Napa Valley Insight Meditation Message Board › The Second Noble Trusth: Reading for the Tuesday Jan. 14th NVMG meeting
This week (Tuesday, Jan 14) we will continue our study of the Four Noble Truths, by focusing on the Second Noble Truth – the cause of suffering. The reading for the discussion again comes from the 4th chapter of Arinna Weisman and Jean Smith’s book “The Beginner’s Guide to Insight Meditation." You can be downloaded a copy of the reading by clicking on the link below.
The second noble truth deals with the origin, roots, creation or arising of Dukkha (dis-ease, anxiety, stress, fear, unsatisfactoriness, or simply suffering). Once we touch our suffering (first noble truth), the practice is to begin to look deeply into it in order to recognize and identify the feelings, thoughts and perceptions that are causing us to suffer.
Buddhism does not teach that everything is suffering. What it does say is that life, by its nature, is difficult, flawed, and imperfect. That's just the nature of life. This is not a judgment of life's joys and sorrows; it is a simple, down-to-earth, matter-of-fact description of the way things are.
The Buddha acknowledged that there is both happiness and sorrow in the world, but he taught that even when we have some kind of happiness, it is not permanent; it is subject to change. It is this impermanent nature of all things that gives our experiences the quality of Dukkha – of being unsatisfactory. Unless we can gain insight into what is causing this feeling, and understand what is really able to provide lasting happiness, the experience of dissatisfaction will persist.
It is traditionally taught that there are three different categories or causes of Dukkha. The first is the Dukkha of ordinary suffering, which is the physical and mental suffering associated with birth, growing old, illness and dying, as well as the general anxiety that arises from experiencing undesirable situations. The second category is the Dukkha produced by change or impermanent. This level of suffering includes the anxiety or stress of trying to hold onto what is desirable and as well as the frustration that arises from not getting what you want. Pema Chodron described this type of suffering as "the suffering of trying to hold onto things that are always changing.”

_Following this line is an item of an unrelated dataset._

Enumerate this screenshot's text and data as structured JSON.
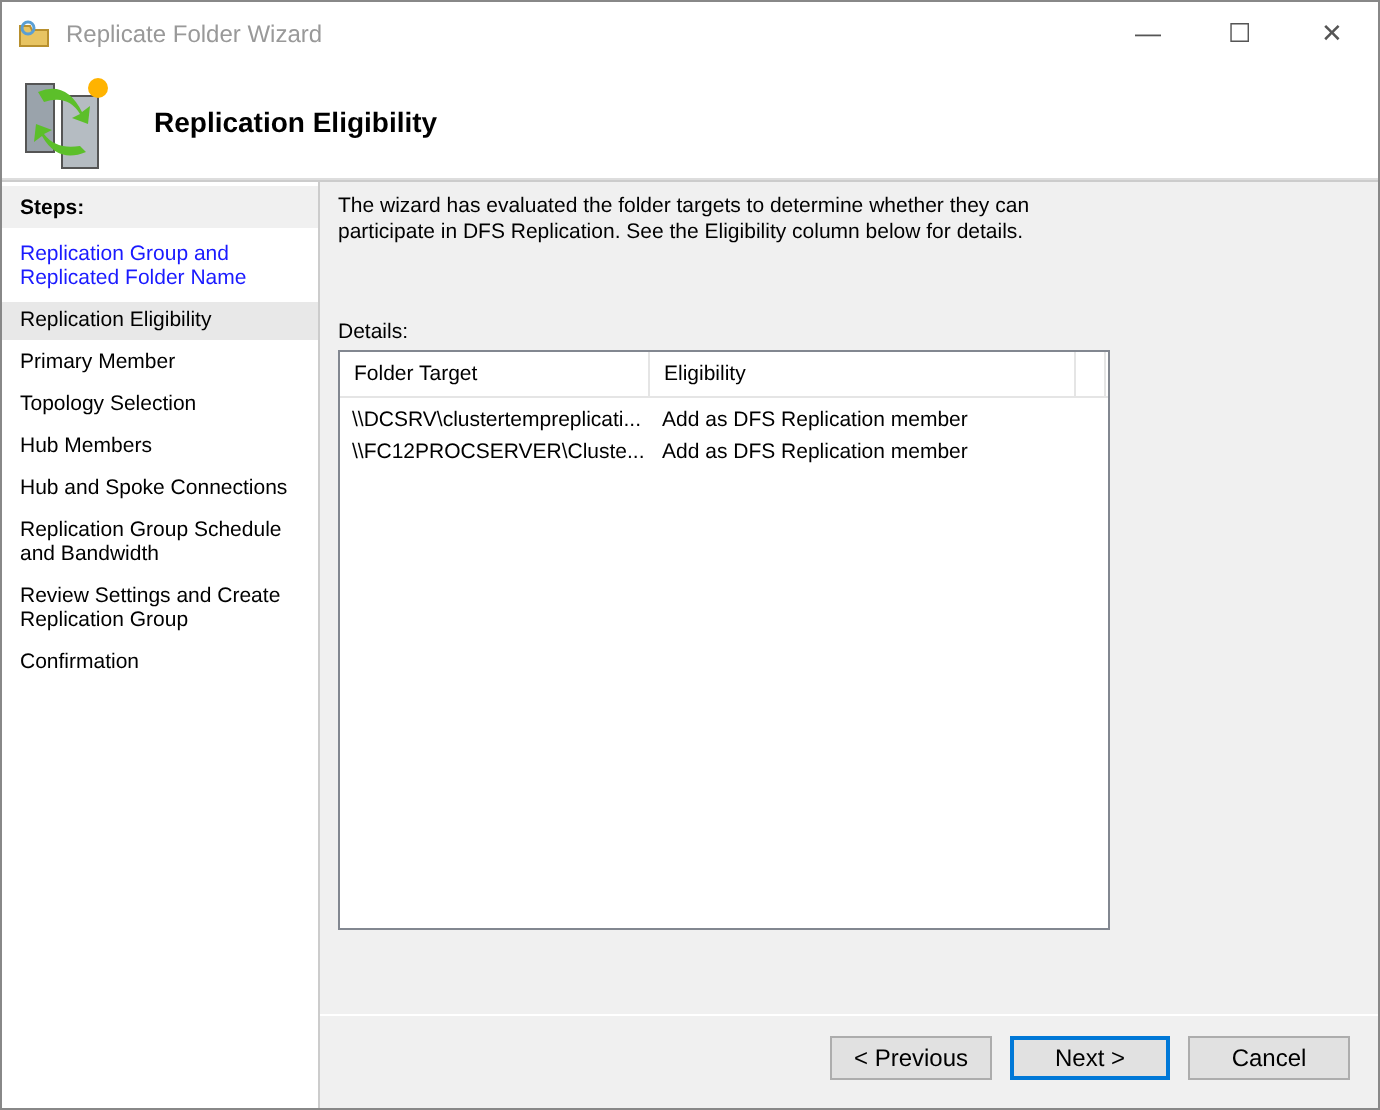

Finally, the third category is what is termed the Dukkha of “conditioned states.” I think this is the most difficult part of the teachings to understand, but it is central to understanding Buddhism. It basically means that because everything affects everything else, all forms of life are changing, impermanent and without any inner core or substance. Pema Chodron describes this as the suffering of ego-clinging; the suffering of struggling with life as it is, as it presents itself to you; struggling against outer situations and yourself, your own emotions and thoughts, rather than just opening and allowing.. Phillip Moffitt puts it this way:
Every day, even during the pleasant moments, do you not experience an underlying unease about the future? This worry and anxiety is a manifestation of the third type of suffering the Buddha identified – life's inherent unsatisfactoriness due to its insubstantial compositional nature. Each moment arises due to certain conditions, then it just disappears. There is not a lasting or substantial "there there" in daily life, thus it is often described as being like a dream.
The Dukkha of conditional states gives rise to the Buddhist concept of “no-self”, i.e. that there is no self in the sense of a permanent, autonomous being with an individual existence. What we think of as our self, our personality and ego, are temporary creations of our senses, feelings, perceptions, thoughts, and conscious awareness that arise and pass away due to our contact with the physical world.
At the core of all of these categories of suffering is the concept called mental clinging or craving. It is our craving for pleasant feelings, for permanence and stability, for not getting what we don’t want, for a substance and individual self, etc. that is the root cause of our Dukkha. The second noble truth invites us to investigate deeply our assumptions about life and the nature of our craving. This investigation is rooted in mindfulness and our meditation practice. Chogyam Trungpa Rinpoche, the founder of Shambhala, describes the importance of meditation in helping us relate to dukkha as follows:
The practice of meditation is designed not to develop pleasure, but to understand the truth of suffering; and in order to understand the truth of suffering, one also has to understand the truth of awareness. When true awareness takes place, suffering does not exist. Through awareness, suffering is somewhat changed in its perspective. It is not necessarily that you do not suffer, but the haunting quality that fundamentally you are in trouble is removed. It is like removing a splinter. It might hurt, and you might still feel pain, but the basic cause of that pain, the ego, has been removed